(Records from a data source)

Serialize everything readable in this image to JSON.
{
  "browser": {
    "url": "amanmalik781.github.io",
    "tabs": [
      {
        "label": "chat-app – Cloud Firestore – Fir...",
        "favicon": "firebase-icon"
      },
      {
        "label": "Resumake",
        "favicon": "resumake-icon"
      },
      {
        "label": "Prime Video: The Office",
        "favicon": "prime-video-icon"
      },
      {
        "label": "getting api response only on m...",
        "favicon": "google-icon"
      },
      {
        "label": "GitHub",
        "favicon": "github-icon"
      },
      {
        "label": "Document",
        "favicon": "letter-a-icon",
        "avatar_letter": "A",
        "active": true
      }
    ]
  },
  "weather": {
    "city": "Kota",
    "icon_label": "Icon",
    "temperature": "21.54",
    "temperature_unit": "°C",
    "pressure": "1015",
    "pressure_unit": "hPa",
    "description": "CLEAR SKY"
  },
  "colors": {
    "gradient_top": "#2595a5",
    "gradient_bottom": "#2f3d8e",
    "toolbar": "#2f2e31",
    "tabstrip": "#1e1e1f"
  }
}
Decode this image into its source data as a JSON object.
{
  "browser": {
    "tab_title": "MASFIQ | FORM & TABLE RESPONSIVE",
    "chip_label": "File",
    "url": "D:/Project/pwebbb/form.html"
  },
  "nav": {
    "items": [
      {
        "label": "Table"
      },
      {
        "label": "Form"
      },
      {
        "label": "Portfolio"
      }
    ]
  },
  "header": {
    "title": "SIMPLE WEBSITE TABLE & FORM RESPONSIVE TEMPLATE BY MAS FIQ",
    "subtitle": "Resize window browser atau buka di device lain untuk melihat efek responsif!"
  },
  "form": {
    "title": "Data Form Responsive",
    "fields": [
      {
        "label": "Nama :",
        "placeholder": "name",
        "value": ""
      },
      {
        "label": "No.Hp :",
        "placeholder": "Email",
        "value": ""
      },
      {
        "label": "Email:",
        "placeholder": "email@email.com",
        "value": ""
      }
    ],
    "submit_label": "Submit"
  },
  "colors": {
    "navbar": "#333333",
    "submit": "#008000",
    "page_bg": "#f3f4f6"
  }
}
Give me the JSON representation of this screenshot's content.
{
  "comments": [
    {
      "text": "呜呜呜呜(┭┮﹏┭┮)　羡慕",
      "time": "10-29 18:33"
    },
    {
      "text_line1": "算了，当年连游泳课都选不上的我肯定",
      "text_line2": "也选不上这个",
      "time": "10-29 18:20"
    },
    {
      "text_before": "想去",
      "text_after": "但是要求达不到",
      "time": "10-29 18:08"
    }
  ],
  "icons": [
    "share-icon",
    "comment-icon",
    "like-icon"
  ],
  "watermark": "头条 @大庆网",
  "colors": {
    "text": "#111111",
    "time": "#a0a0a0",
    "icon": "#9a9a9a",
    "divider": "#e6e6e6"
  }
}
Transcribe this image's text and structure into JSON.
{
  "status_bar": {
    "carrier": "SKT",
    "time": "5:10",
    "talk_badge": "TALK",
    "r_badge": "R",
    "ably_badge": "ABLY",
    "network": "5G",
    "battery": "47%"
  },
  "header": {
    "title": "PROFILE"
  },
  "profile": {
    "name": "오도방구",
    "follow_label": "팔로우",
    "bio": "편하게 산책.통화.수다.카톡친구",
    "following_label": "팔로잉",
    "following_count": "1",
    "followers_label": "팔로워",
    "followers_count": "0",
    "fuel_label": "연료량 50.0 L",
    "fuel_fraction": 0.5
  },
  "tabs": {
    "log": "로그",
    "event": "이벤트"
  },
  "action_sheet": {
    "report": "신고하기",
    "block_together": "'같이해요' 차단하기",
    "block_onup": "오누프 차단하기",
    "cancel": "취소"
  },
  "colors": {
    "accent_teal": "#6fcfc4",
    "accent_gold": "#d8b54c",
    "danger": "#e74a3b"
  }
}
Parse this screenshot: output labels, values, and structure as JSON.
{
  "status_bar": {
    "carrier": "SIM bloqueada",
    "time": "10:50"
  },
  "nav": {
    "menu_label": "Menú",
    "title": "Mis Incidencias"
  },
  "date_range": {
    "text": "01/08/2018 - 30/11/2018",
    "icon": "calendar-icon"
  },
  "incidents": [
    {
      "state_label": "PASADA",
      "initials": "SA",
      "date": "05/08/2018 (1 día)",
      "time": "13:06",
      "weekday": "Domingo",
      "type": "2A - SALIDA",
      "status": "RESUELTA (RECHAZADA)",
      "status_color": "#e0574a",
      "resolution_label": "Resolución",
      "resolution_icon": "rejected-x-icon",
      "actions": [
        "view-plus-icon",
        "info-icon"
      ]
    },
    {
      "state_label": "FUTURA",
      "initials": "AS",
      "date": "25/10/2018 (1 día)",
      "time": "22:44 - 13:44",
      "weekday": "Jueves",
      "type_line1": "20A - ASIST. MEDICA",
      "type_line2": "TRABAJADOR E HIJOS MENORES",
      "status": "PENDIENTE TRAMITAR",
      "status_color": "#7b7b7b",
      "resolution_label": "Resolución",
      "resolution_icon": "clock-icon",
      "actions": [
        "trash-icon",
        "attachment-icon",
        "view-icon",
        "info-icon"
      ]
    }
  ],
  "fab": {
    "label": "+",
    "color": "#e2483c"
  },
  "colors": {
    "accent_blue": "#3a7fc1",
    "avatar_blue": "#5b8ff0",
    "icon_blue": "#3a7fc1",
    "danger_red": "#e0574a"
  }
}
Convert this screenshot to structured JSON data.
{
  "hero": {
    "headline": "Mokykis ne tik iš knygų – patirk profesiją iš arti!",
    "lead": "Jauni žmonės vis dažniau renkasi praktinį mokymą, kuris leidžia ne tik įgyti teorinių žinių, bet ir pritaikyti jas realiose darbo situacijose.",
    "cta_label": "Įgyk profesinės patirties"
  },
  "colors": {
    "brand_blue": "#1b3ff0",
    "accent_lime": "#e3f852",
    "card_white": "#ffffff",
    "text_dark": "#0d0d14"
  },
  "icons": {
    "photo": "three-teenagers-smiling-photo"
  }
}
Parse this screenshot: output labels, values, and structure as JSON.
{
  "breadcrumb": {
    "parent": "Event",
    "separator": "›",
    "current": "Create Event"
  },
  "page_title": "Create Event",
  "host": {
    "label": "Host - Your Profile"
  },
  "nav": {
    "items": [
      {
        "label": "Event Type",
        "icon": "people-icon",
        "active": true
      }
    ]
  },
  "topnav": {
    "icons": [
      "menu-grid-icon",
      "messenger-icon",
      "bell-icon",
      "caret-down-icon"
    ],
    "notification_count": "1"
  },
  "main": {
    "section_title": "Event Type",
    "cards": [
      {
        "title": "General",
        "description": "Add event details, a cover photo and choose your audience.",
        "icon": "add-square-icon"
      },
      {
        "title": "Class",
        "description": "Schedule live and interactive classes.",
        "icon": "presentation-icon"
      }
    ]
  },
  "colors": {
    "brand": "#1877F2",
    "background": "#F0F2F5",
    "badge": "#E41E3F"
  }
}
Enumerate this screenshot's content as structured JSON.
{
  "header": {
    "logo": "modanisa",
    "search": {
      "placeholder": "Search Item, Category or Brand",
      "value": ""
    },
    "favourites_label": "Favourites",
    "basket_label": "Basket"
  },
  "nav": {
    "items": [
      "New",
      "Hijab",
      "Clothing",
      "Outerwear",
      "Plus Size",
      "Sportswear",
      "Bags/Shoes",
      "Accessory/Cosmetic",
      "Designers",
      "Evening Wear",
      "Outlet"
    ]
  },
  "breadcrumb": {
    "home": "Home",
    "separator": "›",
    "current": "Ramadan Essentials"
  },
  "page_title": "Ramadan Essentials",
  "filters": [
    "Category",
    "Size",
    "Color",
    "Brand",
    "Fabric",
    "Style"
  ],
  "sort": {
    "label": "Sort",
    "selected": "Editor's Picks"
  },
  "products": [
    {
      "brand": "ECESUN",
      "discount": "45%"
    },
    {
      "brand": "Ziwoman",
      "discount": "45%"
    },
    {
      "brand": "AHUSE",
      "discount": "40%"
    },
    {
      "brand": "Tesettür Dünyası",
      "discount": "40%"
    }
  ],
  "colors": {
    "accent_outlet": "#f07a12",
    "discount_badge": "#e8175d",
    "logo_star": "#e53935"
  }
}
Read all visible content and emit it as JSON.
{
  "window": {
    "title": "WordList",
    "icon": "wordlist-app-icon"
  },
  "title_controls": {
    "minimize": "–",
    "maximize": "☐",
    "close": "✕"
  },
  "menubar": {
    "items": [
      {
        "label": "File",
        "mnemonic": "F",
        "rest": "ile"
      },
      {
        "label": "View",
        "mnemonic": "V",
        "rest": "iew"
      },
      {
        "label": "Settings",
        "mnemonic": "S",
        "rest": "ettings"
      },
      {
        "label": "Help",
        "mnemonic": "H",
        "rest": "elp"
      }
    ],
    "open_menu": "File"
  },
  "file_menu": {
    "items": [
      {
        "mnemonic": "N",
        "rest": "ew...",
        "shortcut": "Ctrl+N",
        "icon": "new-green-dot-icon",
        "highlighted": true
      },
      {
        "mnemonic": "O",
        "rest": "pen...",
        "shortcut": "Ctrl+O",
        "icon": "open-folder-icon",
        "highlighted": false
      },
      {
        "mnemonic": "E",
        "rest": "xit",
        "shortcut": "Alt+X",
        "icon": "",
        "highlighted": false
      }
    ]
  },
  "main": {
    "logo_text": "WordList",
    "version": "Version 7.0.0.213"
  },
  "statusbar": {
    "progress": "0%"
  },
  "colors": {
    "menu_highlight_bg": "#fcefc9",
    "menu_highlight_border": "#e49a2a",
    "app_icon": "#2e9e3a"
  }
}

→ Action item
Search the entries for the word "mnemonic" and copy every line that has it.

→ Finished task
        "mnemonic": "F",
        "mnemonic": "V",
        "mnemonic": "S",
        "mnemonic": "H",
        "mnemonic": "N",
        "mnemonic": "O",
        "mnemonic": "E",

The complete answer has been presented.